SMS traffic on the rise … Bluetooth marketing … Extending mobile coverage … Matrimony myths dispelled
Thursday, February 22, 2007/
SMS rivers of gold continue to flow
SMS traffic volumes and revenues will continue to confound predictions according to a new report, Mobile Messaging Futures 2007–2012 from Portio Research. The report predicts that by 2012 annual SMS volumes will be 3.7 trillion, generating $US67 billion for carriers, reports ITWire.
That works out at an average of US018¢ per message, much cheaper than the 25¢ many Australians are paying today.
ITWire does a back-of-the-envelope calculation and concludes that SMS is an incredibly profitable service for cellular operators because text messages use minimal network recourses in relation to the revenue generated. At today’s rates you could talk and tie up network resources for about half a minute for the same price as an SMS, which transits the network in a fraction of a second, it says.
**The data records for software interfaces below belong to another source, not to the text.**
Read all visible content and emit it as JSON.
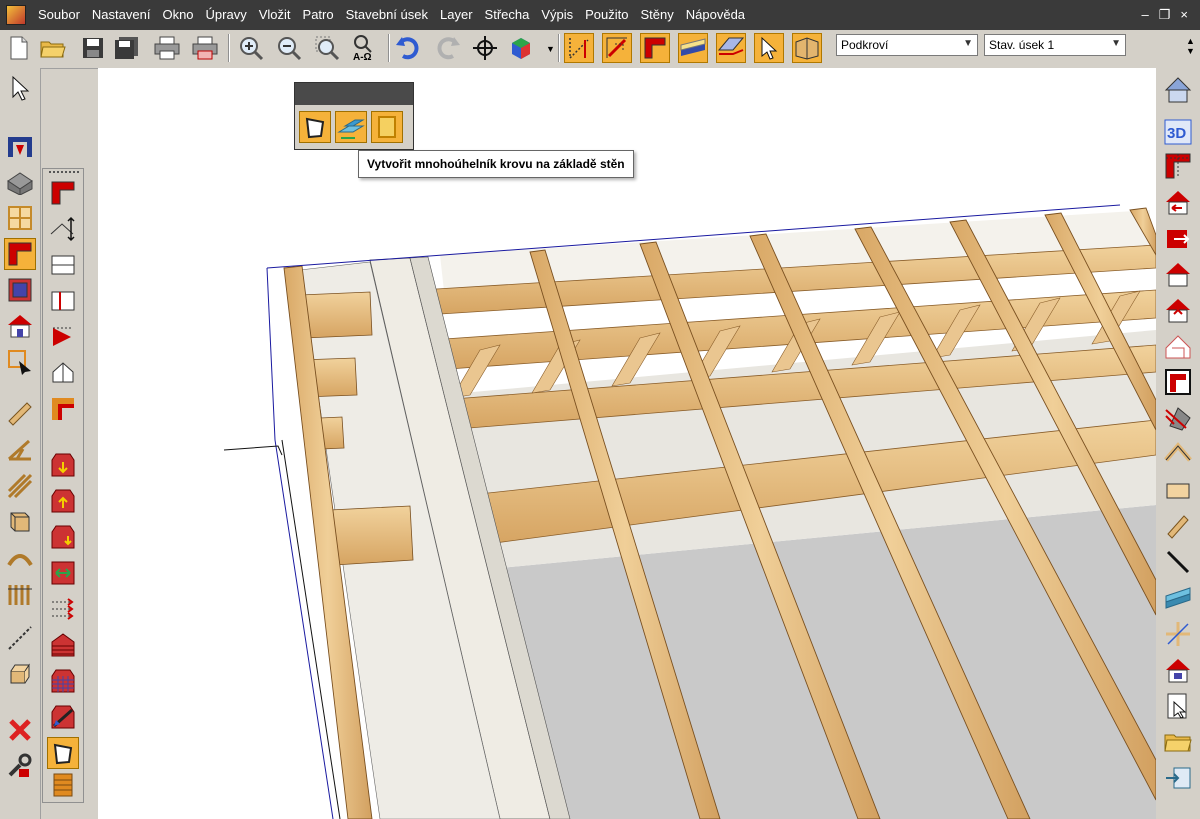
{
  "menubar": {
    "items": [
      "Soubor",
      "Nastavení",
      "Okno",
      "Úpravy",
      "Vložit",
      "Patro",
      "Stavební úsek",
      "Layer",
      "Střecha",
      "Výpis",
      "Použito",
      "Stěny",
      "Nápověda"
    ],
    "window_minimize": "–",
    "window_restore": "❐",
    "window_close": "×"
  },
  "toolbar": {
    "floor_combo": "Podkroví",
    "section_combo": "Stav. úsek 1",
    "text_tool_label": "A-Ω",
    "right_3d_label": "3D"
  },
  "tooltip": {
    "text": "Vytvořit mnohoúhelník krovu na základě stěn"
  },
  "colors": {
    "highlight": "#f5b23a",
    "menubar_bg": "#3a3a3a",
    "wood": "#e2b878",
    "insulation": "#e8e6e0",
    "roof_grey": "#c9c9c9",
    "outline_blue": "#1a1aa0"
  },
  "icons": {
    "toolbar": [
      "new-file-icon",
      "open-folder-icon",
      "save-icon",
      "save-all-icon",
      "print-icon",
      "print-preview-icon",
      "zoom-in-icon",
      "zoom-out-icon",
      "zoom-window-icon",
      "text-symbol-icon",
      "undo-icon",
      "redo-icon",
      "crosshair-icon",
      "3d-cube-icon",
      "dimension-tool-icon",
      "roof-red-icon",
      "roof-section-icon",
      "roof-layer-icon",
      "roof-plan-icon",
      "cursor-icon",
      "book-icon"
    ],
    "left": [
      "pointer-icon",
      "stair-icon",
      "roof-box-icon",
      "window-grid-icon",
      "roof-corner-icon",
      "frame-icon",
      "house-icon",
      "select-edit-icon",
      "beam-icon",
      "truss-icon",
      "diagonal-icon",
      "stack-icon",
      "arch-icon",
      "pillar-icon",
      "line-icon",
      "box-3d-icon",
      "delete-icon",
      "properties-icon"
    ],
    "right": [
      "house-view-icon",
      "3d-view-icon",
      "section-icon",
      "house-left-icon",
      "house-right-icon",
      "house-red-icon",
      "house-dormer-icon",
      "roof-outline-icon",
      "roof-red-icon",
      "chimney-icon",
      "gable-icon",
      "slab-icon",
      "beam-diag-icon",
      "line-diag-icon",
      "rafter-icon",
      "axis-icon",
      "house-window-icon",
      "view-icon",
      "folder-open-icon",
      "settings-icon"
    ]
  }
}
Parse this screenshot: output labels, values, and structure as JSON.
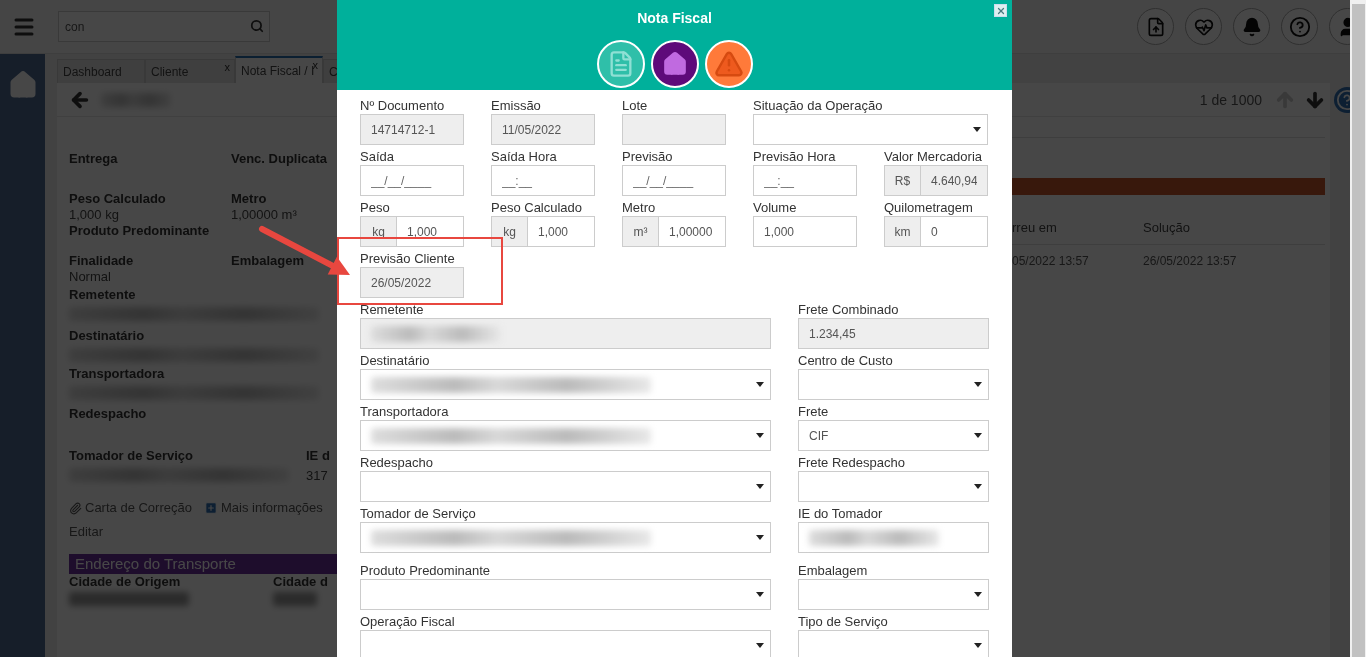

The good news for operators is that markets have continued to grow and greatly exceeded the predictions of similar research carried out in 2005. SMS traffic has not flattened out in mature markets but continued to boom and the US market has grown much faster than expected.
Marketers using Bluetooth to send their messages to mobile phones are getting good results. A Hoyts Cinemas trial of BlueZones, in which discount vouchers and movie trailers can be downloaded to mobile telephones, has been so successful the chain will be using mobiles in future marketing campaigns, reports The Australian.
Hoyts Corporation’s head of marketing, Anthony Thiessen, says the three-month trial target was met within the first two weeks. The technology can be used for providing any sort of information to people within the short Bluetooth range. It is being installed at information booths and street furniture sites, such as bus stops, in high pedestrian traffic areas.
Gizmos to make the world your oyster
In case you didn’t realise how quickly technology is making the business world smaller, check out these new distance killing gizmos found by inc.com:
Mobile phone range extenders: There’s nothing more frustrating than losing mobile reception when you need to make an urgent call. These gadgets use an extendable antenna to increase the reach of your mobile phone reception by 500 square metres – hopefully, just enough to get you out of a dead spot.
Long distance wireless: Dashing furtively from one wireless hotspot to the next could be a thing of the past if you pick up a wireless network booster. The booster ramps up your home or business-based wireless signal significantly, with some manufacturers claiming signals can be extended up to 60 kilometres. In effect, it makes your whole city a big wireless hotspot – although data speeds are slower away from the hotspot.
Harness satellite power: The granddaddy of them all, however, has to be the satellite phone. Previously satellite phones were so expensive and bulky they were of limited use, but now devices that can send and receive information by satellite are the size and cost of a laptop computer. You will have to pay $20 or more per megabyte for the data you download, but you get to pay for being able to get your email absolutely anywhere. (Well, as long as you’re not under something that blocks that satellite signal, anyway.)
Marital myths dispelled
The myth that well-educated or successful women are less likely to get married or have children has been well and truly dispelled, according this story in the Boston Globe.
Data from the Center for Economic and Policy Research in Washington DC suggests that, in the US at least, educated women generally have an equal or better chance of marrying than other women. It shows that although women in their 20s with advanced degrees are less likely to marry, by their 30s highly educated women marry at a higher rate.
Success is not a barrier to matrimony either, with women between 28 and 35 with a professional degree and high income equally likely to be married. The success rate gets higher for older, richer women: for those aged 30 to 44 who earn more than $100,000 a year, 88% are married, compared with 82% of other women in the same age range.
All that glitters is not gold: The upsurge of paid followers and engagement on LinkedIn Sue Parker DARE Group founder
Webcams and monitored bathroom breaks: Why employee monitoring is counter-productive Ian Whitworth Scene Change co-founder
Locked and uploaded: How to take bricks-and-mortar stores digital with video Michael Langdon Levity director
Why retailers have no idea about the future Dean Salakas The Party People chief
There's only one way to attract and retain millennial talent — but it'll cost you a few bricks Lauren Lowe Future Fitouts co-founder
Advice for going green, from one chief executive to another James Chin Moody Sendle co-founder